**Activity**
Would you copy each line of the records that includes the word "tree"?

**Data**

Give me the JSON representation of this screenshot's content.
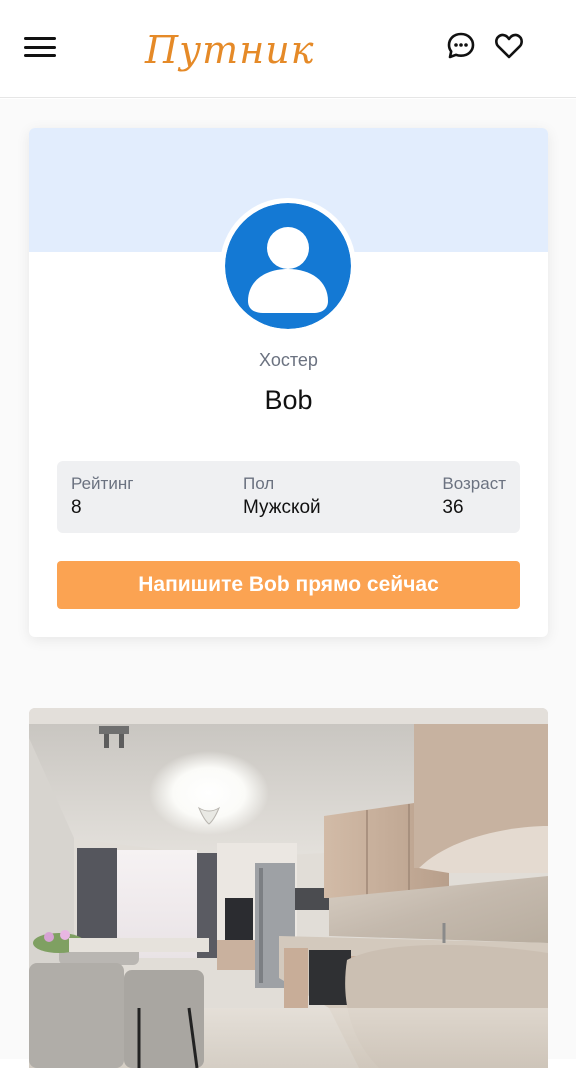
{
  "header": {
    "logo": "Путник",
    "menu_icon": "hamburger-menu-icon",
    "chat_icon": "chat-bubble-icon",
    "favorites_icon": "heart-icon"
  },
  "profile": {
    "role": "Хостер",
    "name": "Bob",
    "avatar_icon": "user-avatar-icon",
    "stats": {
      "rating_label": "Рейтинг",
      "rating_value": "8",
      "gender_label": "Пол",
      "gender_value": "Мужской",
      "age_label": "Возраст",
      "age_value": "36"
    },
    "cta_label": "Напишите Bob прямо сейчас"
  },
  "colors": {
    "brand_orange": "#e58a28",
    "button_orange": "#fba352",
    "avatar_blue": "#1479d4",
    "cover_blue": "#e2edfd"
  },
  "listing": {
    "photo_subject": "apartment-kitchen-living-room-photo"
  }
}
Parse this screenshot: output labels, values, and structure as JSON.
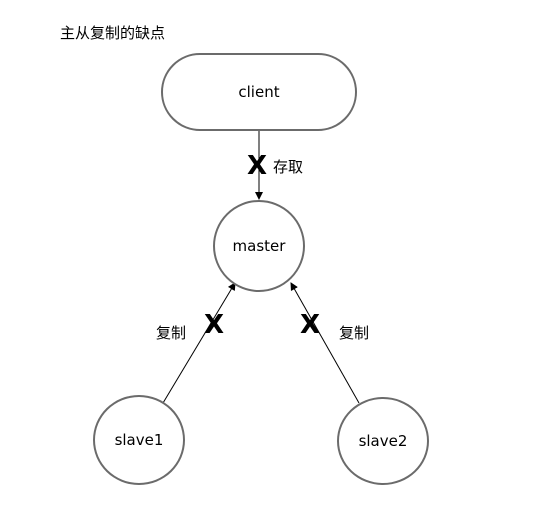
{
  "title": "主从复制的缺点",
  "nodes": {
    "client": "client",
    "master": "master",
    "slave1": "slave1",
    "slave2": "slave2"
  },
  "edges": {
    "client_master": {
      "label": "存取",
      "mark": "X"
    },
    "slave1_master": {
      "label": "复制",
      "mark": "X"
    },
    "slave2_master": {
      "label": "复制",
      "mark": "X"
    }
  },
  "colors": {
    "node_border": "#6b6b6b",
    "edge": "#000000",
    "text": "#000000"
  }
}
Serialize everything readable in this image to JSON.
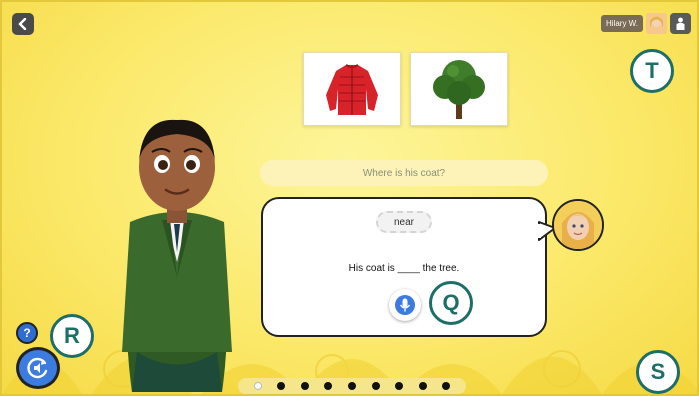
{
  "user": {
    "name": "Hilary W."
  },
  "images": [
    {
      "id": "coat",
      "icon": "red-jacket"
    },
    {
      "id": "tree",
      "icon": "green-tree"
    }
  ],
  "question": "Where is his coat?",
  "word_option": "near",
  "sentence": {
    "before": "His coat is",
    "blank": "____",
    "after": "the tree."
  },
  "badges": {
    "t": "T",
    "q": "Q",
    "r": "R",
    "s": "S"
  },
  "help_label": "?",
  "progress": {
    "total": 9,
    "current": 1
  },
  "colors": {
    "background": "#fbe96a",
    "badge": "#1c6e66",
    "button_blue": "#3c7be0",
    "jacket": "#2f5a24"
  }
}
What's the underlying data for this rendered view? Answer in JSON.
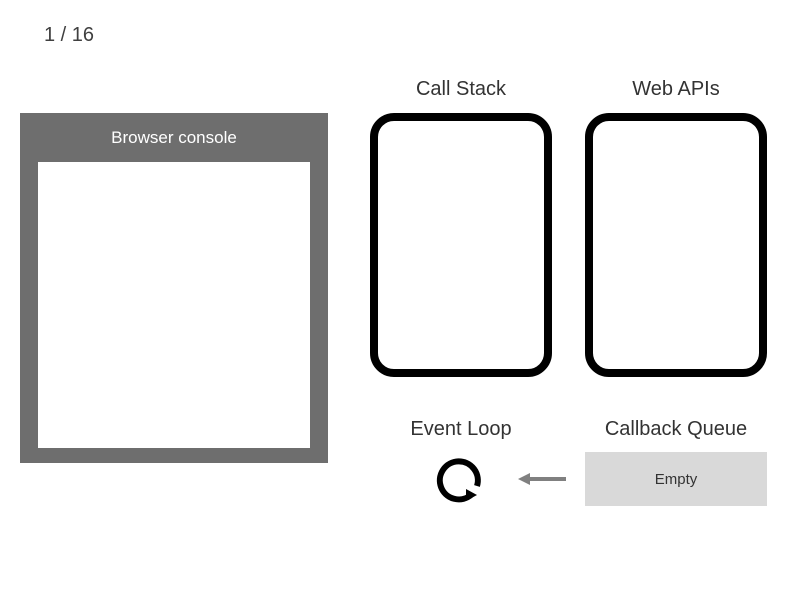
{
  "step": {
    "current": 1,
    "total": 16,
    "display": "1 / 16"
  },
  "console": {
    "title": "Browser console"
  },
  "callstack": {
    "title": "Call Stack"
  },
  "webapis": {
    "title": "Web APIs"
  },
  "eventloop": {
    "title": "Event Loop"
  },
  "cbqueue": {
    "title": "Callback Queue",
    "content": "Empty"
  },
  "colors": {
    "panel_gray": "#6e6e6e",
    "queue_gray": "#d9d9d9",
    "arrow_gray": "#808080"
  }
}
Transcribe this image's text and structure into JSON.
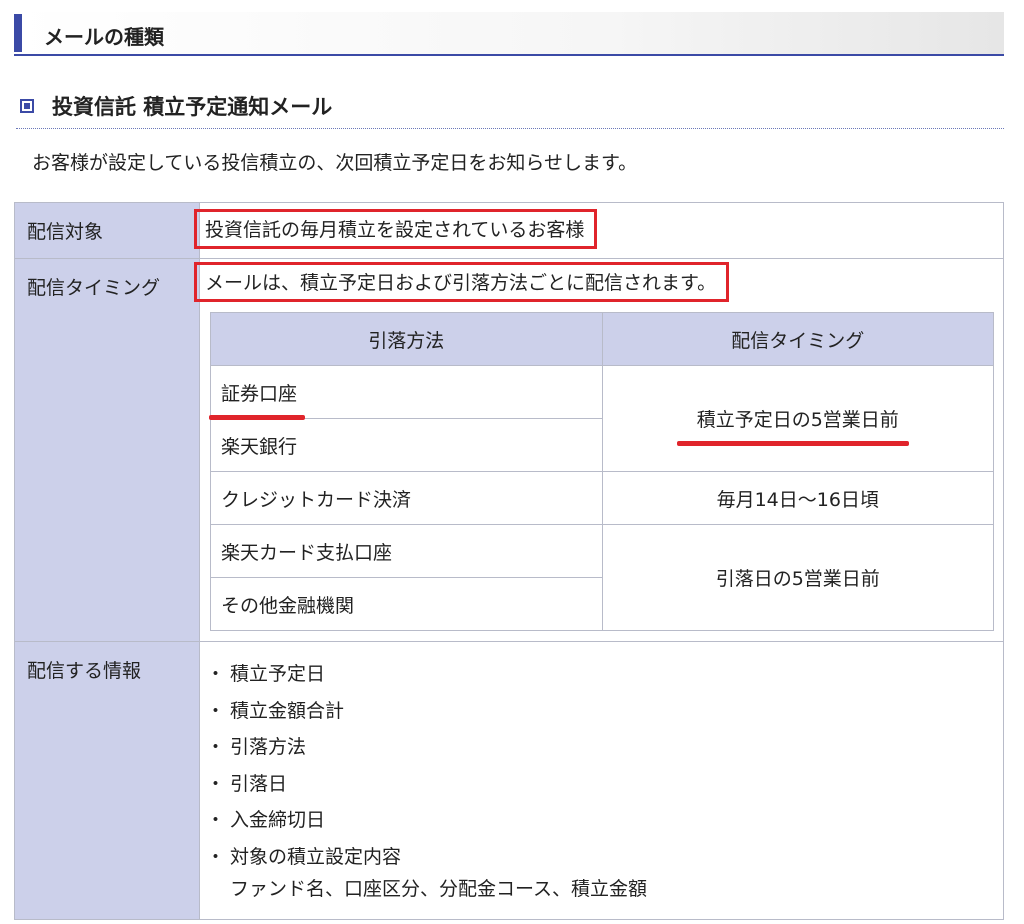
{
  "section": {
    "title": "メールの種類"
  },
  "subsection": {
    "title": "投資信託 積立予定通知メール"
  },
  "description": "お客様が設定している投信積立の、次回積立予定日をお知らせします。",
  "rows": {
    "target": {
      "label": "配信対象",
      "value": "投資信託の毎月積立を設定されているお客様"
    },
    "timing": {
      "label": "配信タイミング",
      "note": "メールは、積立予定日および引落方法ごとに配信されます。",
      "table": {
        "headers": [
          "引落方法",
          "配信タイミング"
        ],
        "methods": [
          "証券口座",
          "楽天銀行",
          "クレジットカード決済",
          "楽天カード支払口座",
          "その他金融機関"
        ],
        "timings": [
          "積立予定日の5営業日前",
          "毎月14日〜16日頃",
          "引落日の5営業日前"
        ]
      }
    },
    "info": {
      "label": "配信する情報",
      "bullet": "・",
      "items": [
        "積立予定日",
        "積立金額合計",
        "引落方法",
        "引落日",
        "入金締切日",
        "対象の積立設定内容"
      ],
      "sub": "ファンド名、口座区分、分配金コース、積立金額"
    }
  },
  "colors": {
    "accent": "#3b4aa6",
    "header_bg": "#ccd0ea",
    "highlight": "#e0242b"
  }
}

**Result of the task**
      "id": "tree",
      "icon": "green-tree"
    "after": "the tree."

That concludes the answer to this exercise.